A tech and marketing executive, Lee suffered chronic pain in her back, neck, and shoulders from long commutes, working at a desk, and nursing her children. Desperate to ease the discomfort and improve her posture, she wondered if undergarments might provide better support. When she couldn’t find anything that did the trick and was also aesthetically pleasing, Lee turned to her inner entrepreneur. In 2018 she founded Kinflyte, a direct-to-consumer line of luxurious women’s bras, tops, and bottoms. Within months it became her full-time enterprise.
“It’s exciting to do something I believe in,” Lee says. A Korean American, she turned to Korean aesthetics and a sci-fi movie to make her brand stand out. The futuristic buildings in Blade Runner (1982) reminded her of the jacket commonly found in hanbok, or traditional Korean clothing. Inspired, Lee incorporated compression panels and a material that grips the shoulders into Kinflyte posture bras. The product forces consumers to lift their shoulders and sit upright.
Based in Rancho Palos Verdes, California, Kinflyte practices sustainability by using polyester from plastic single-use water bottles in its EcoJersey line. Another point of pride for Lee is that Kinflyte’s manufacturer in China uses precise, computerized cutting machines to reduce fabric waste.
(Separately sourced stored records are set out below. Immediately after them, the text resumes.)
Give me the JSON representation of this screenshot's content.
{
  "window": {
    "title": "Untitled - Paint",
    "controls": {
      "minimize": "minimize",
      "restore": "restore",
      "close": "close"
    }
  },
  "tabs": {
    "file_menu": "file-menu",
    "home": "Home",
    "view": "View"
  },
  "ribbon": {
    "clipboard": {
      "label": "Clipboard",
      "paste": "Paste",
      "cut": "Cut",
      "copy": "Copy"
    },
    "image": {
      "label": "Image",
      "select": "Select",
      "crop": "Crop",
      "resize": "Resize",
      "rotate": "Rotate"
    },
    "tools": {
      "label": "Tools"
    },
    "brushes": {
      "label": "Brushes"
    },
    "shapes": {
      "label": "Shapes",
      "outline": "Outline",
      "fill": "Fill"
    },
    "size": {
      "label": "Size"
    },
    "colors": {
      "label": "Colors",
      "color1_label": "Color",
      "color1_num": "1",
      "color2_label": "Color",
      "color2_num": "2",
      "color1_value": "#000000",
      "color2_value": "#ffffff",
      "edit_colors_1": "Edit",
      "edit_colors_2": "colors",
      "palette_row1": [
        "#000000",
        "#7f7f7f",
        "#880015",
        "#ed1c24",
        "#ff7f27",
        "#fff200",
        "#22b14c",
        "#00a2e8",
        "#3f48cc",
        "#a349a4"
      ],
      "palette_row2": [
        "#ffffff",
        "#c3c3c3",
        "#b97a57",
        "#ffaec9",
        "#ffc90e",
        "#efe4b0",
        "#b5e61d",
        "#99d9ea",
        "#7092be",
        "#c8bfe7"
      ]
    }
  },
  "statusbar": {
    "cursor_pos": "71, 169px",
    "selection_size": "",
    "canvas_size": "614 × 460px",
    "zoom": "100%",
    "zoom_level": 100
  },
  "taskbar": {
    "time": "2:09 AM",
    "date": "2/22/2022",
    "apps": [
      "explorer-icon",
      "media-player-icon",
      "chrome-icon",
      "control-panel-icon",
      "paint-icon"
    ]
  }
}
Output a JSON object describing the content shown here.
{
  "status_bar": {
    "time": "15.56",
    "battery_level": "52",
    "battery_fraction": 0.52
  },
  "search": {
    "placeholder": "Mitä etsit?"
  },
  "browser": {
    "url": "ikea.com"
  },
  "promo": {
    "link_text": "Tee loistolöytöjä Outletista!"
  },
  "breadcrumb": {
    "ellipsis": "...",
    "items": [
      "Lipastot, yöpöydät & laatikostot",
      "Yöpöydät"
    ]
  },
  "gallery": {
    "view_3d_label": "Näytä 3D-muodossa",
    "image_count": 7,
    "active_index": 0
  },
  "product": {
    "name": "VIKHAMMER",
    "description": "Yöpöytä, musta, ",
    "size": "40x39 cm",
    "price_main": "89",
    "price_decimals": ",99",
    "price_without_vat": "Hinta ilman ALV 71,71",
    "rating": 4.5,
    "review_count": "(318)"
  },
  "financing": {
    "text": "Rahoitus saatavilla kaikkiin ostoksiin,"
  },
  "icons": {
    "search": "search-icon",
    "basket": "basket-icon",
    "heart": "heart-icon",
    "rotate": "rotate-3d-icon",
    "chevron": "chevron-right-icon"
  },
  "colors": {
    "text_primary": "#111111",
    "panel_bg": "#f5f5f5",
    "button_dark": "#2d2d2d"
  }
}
Reviews in publications ranging from Real Simple to even Wired have been enthusiastic, and the company has enjoyed rapid growth, despite the pandemic hitting shortly after Kinflyte began to ship products. “I had to do everything from a distance, so that was a challenge,” Lee says.
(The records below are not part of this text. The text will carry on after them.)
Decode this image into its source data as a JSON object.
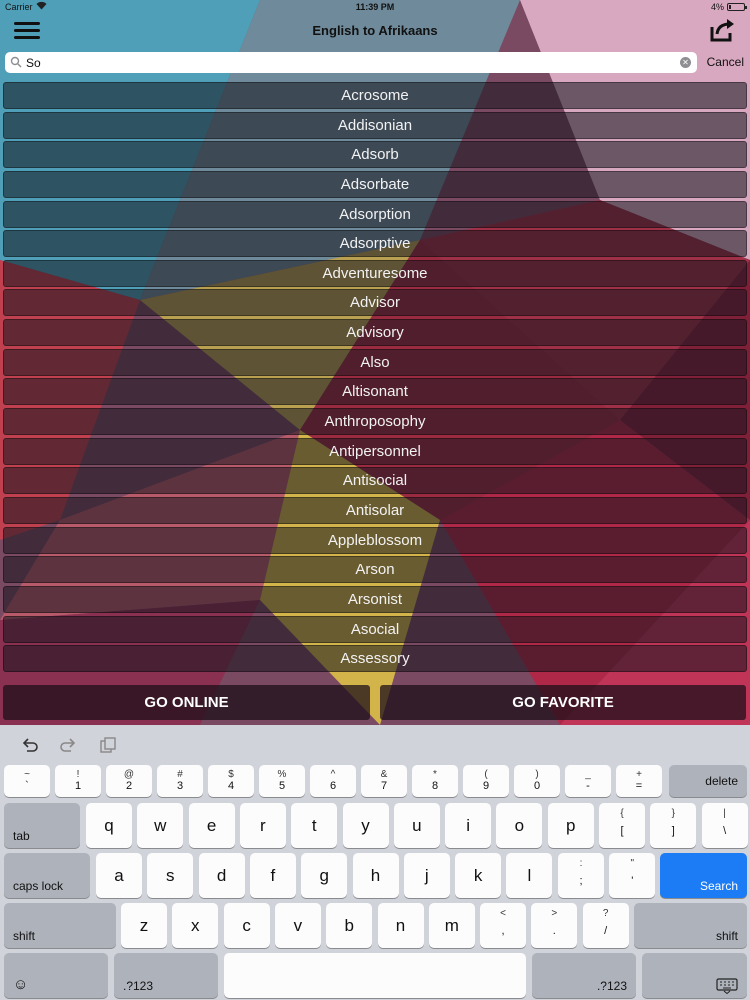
{
  "status_bar": {
    "carrier": "Carrier",
    "time": "11:39 PM",
    "battery": "4%"
  },
  "nav": {
    "title": "English to Afrikaans",
    "menu_icon": "hamburger-menu-icon",
    "share_icon": "share-icon"
  },
  "search": {
    "value": "So",
    "cancel_label": "Cancel",
    "clear_icon": "clear-icon"
  },
  "results": [
    "Acrosome",
    "Addisonian",
    "Adsorb",
    "Adsorbate",
    "Adsorption",
    "Adsorptive",
    "Adventuresome",
    "Advisor",
    "Advisory",
    "Also",
    "Altisonant",
    "Anthroposophy",
    "Antipersonnel",
    "Antisocial",
    "Antisolar",
    "Appleblossom",
    "Arson",
    "Arsonist",
    "Asocial",
    "Assessory"
  ],
  "buttons": {
    "go_online": "GO ONLINE",
    "go_favorite": "GO FAVORITE"
  },
  "keyboard": {
    "number_row": [
      {
        "top": "~",
        "bot": "`"
      },
      {
        "top": "!",
        "bot": "1"
      },
      {
        "top": "@",
        "bot": "2"
      },
      {
        "top": "#",
        "bot": "3"
      },
      {
        "top": "$",
        "bot": "4"
      },
      {
        "top": "%",
        "bot": "5"
      },
      {
        "top": "^",
        "bot": "6"
      },
      {
        "top": "&",
        "bot": "7"
      },
      {
        "top": "*",
        "bot": "8"
      },
      {
        "top": "(",
        "bot": "9"
      },
      {
        "top": ")",
        "bot": "0"
      },
      {
        "top": "_",
        "bot": "-"
      },
      {
        "top": "+",
        "bot": "="
      }
    ],
    "delete": "delete",
    "tab": "tab",
    "row_qwerty": [
      "q",
      "w",
      "e",
      "r",
      "t",
      "y",
      "u",
      "i",
      "o",
      "p"
    ],
    "row_qwerty_symbols": [
      {
        "top": "{",
        "bot": "["
      },
      {
        "top": "}",
        "bot": "]"
      },
      {
        "top": "|",
        "bot": "\\"
      }
    ],
    "caps_lock": "caps lock",
    "row_asdf": [
      "a",
      "s",
      "d",
      "f",
      "g",
      "h",
      "j",
      "k",
      "l"
    ],
    "row_asdf_symbols": [
      {
        "top": ":",
        "bot": ";"
      },
      {
        "top": "\"",
        "bot": "'"
      }
    ],
    "search": "Search",
    "shift": "shift",
    "row_zxcv": [
      "z",
      "x",
      "c",
      "v",
      "b",
      "n",
      "m"
    ],
    "row_zxcv_symbols": [
      {
        "top": "<",
        "bot": ","
      },
      {
        "top": ">",
        "bot": "."
      },
      {
        "top": "?",
        "bot": "/"
      }
    ],
    "numbers_label": ".?123",
    "emoji_icon": "emoji-icon",
    "hide_keyboard_icon": "keyboard-dismiss-icon",
    "undo_icon": "undo-icon",
    "redo_icon": "redo-icon",
    "paste_icon": "paste-icon"
  }
}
Liana Delucca Johnson, a former senior designer for The North Face who specialized in women’s fit and equipment ergonomics, and who has her own line of ergonomically designed outdoor gear, advises Lee. “When you are a woman-run startup, you want each other to succeed,” Johnson says, “and you want to see more of these amazing products out in the world.”